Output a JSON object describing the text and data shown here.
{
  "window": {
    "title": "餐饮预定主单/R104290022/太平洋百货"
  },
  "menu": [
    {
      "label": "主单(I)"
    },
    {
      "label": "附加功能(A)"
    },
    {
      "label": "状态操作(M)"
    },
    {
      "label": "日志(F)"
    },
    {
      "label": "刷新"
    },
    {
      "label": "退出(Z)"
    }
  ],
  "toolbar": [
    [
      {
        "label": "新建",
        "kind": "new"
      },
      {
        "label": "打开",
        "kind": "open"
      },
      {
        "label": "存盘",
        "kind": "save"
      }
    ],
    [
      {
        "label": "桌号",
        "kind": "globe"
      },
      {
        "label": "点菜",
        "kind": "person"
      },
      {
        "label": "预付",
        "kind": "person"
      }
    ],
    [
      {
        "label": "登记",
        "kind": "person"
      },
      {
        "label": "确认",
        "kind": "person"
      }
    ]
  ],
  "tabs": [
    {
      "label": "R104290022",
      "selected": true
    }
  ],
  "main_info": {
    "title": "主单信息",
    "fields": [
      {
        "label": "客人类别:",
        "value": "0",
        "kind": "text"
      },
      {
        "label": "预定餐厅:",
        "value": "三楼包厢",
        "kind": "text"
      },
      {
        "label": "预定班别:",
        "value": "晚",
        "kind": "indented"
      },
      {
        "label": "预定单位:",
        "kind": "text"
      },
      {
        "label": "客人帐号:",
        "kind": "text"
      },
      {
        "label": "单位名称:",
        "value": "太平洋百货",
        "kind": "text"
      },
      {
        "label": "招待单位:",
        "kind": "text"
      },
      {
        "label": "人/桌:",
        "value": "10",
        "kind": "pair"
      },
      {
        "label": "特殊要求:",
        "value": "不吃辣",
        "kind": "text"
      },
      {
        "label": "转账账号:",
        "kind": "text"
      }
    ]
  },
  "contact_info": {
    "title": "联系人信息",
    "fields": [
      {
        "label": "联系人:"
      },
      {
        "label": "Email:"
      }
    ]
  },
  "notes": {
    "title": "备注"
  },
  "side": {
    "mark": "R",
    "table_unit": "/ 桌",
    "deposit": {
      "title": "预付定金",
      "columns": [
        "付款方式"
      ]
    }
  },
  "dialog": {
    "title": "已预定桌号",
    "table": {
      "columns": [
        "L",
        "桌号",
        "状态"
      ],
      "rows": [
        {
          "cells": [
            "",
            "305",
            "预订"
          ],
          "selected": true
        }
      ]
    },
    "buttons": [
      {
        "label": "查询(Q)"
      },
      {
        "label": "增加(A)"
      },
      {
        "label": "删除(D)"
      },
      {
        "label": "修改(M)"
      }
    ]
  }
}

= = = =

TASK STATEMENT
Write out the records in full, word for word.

EXERCISE ANSWER
Output a JSON object describing the text and data shown here.
{
  "window": {
    "title": "餐饮预定主单/R104290022/太平洋百货"
  },
  "menu": [
    {
      "label": "主单(I)"
    },
    {
      "label": "附加功能(A)"
    },
    {
      "label": "状态操作(M)"
    },
    {
      "label": "日志(F)"
    },
    {
      "label": "刷新"
    },
    {
      "label": "退出(Z)"
    }
  ],
  "toolbar": [
    [
      {
        "label": "新建",
        "kind": "new"
      },
      {
        "label": "打开",
        "kind": "open"
      },
      {
        "label": "存盘",
        "kind": "save"
      }
    ],
    [
      {
        "label": "桌号",
        "kind": "globe"
      },
      {
        "label": "点菜",
        "kind": "person"
      },
      {
        "label": "预付",
        "kind": "person"
      }
    ],
    [
      {
        "label": "登记",
        "kind": "person"
      },
      {
        "label": "确认",
        "kind": "person"
      }
    ]
  ],
  "tabs": [
    {
      "label": "R104290022",
      "selected": true
    }
  ],
  "main_info": {
    "title": "主单信息",
    "fields": [
      {
        "label": "客人类别:",
        "value": "0",
        "kind": "text"
      },
      {
        "label": "预定餐厅:",
        "value": "三楼包厢",
        "kind": "text"
      },
      {
        "label": "预定班别:",
        "value": "晚",
        "kind": "indented"
      },
      {
        "label": "预定单位:",
        "kind": "text"
      },
      {
        "label": "客人帐号:",
        "kind": "text"
      },
      {
        "label": "单位名称:",
        "value": "太平洋百货",
        "kind": "text"
      },
      {
        "label": "招待单位:",
        "kind": "text"
      },
      {
        "label": "人/桌:",
        "value": "10",
        "kind": "pair"
      },
      {
        "label": "特殊要求:",
        "value": "不吃辣",
        "kind": "text"
      },
      {
        "label": "转账账号:",
        "kind": "text"
      }
    ]
  },
  "contact_info": {
    "title": "联系人信息",
    "fields": [
      {
        "label": "联系人:"
      },
      {
        "label": "Email:"
      }
    ]
  },
  "notes": {
    "title": "备注"
  },
  "side": {
    "mark": "R",
    "table_unit": "/ 桌",
    "deposit": {
      "title": "预付定金",
      "columns": [
        "付款方式"
      ]
    }
  },
  "dialog": {
    "title": "已预定桌号",
    "table": {
      "columns": [
        "L",
        "桌号",
        "状态"
      ],
      "rows": [
        {
          "cells": [
            "",
            "305",
            "预订"
          ],
          "selected": true
        }
      ]
    },
    "buttons": [
      {
        "label": "查询(Q)"
      },
      {
        "label": "增加(A)"
      },
      {
        "label": "删除(D)"
      },
      {
        "label": "修改(M)"
      }
    ]
  }
}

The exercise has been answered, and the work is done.